This pattern is a nice quick weekend project (in the baby size). I’m finally getting around the finishing the quilting now. Super excited to gift a “sister pair” using the same fabrics in a different stripe combination.
This quilt is beautiful in every variation that’s shown! I am especially interested in creating my own version of the Burnt Siena baby quilt and was wondering if you could give me any more information on the cream stripe fabric that was used. I
Thank you! That stripe is by Riley Blake and I prob got it from fabric.com.
I’m wondering what the width of the strips are for this particular pattern. Could jelly rolls be used or are those cut too narrow?
A Jelly roll could work for the baby and pillow size. 🙂
Does that mean that the width of the strips of a jelly roll are OK, but that I would need 2 or more jelly rolls to make the throw size quilt? Thanks for taking the time to respond. Love this particular pattern.
One jelly roll would work, but you would need some background fabric too. 🙂
Hi, how quick is this quilt to make? I am a beginner and don’t want to get in over my head. Would this be a good one to try or the Maypole? Thank you, Sarah
Maypole would be a bit easier to make because your base triangles are smaller, which means your bias edges are shorter (less stretch). It’s really quick too!
Thank you Suzy, I’ll let you know how I go!
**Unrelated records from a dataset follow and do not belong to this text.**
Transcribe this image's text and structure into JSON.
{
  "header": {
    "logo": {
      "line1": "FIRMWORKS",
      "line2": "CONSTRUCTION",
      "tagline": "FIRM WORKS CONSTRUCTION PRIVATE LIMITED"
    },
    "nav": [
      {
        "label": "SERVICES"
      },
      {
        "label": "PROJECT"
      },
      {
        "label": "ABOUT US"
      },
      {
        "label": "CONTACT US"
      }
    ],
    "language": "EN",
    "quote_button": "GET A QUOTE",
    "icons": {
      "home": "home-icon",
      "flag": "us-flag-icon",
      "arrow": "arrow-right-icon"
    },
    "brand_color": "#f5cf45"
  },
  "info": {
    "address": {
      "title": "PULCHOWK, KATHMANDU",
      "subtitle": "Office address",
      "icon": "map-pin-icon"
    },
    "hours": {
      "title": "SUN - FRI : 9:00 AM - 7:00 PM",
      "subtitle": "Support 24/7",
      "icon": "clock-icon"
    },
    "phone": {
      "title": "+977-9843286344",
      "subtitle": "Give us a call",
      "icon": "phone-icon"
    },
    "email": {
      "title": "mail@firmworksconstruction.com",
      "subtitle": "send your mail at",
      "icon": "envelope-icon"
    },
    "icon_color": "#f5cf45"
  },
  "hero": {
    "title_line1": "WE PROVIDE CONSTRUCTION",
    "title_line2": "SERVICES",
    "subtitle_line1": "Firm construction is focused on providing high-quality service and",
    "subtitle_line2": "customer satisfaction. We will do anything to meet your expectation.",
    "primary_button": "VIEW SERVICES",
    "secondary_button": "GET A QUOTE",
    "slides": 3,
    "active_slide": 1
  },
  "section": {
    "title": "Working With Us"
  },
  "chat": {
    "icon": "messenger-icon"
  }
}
I just finished the blocks for Sugar Pop in Mauve Pink Gradient. I think I may have mixed up the Quartz and the Cameo, but neither of them looks like Color #2 in your quilt, which appears to be a pale pink. Anyway, I’m not exactly happy with the outcome, but have too much time and $$ invested to not finish. It’s a lovely pattern, and although a little over my head, I’m glad I tried it. Thank you for your wonderful patterns, tutorials, and tips. I enjoy every email.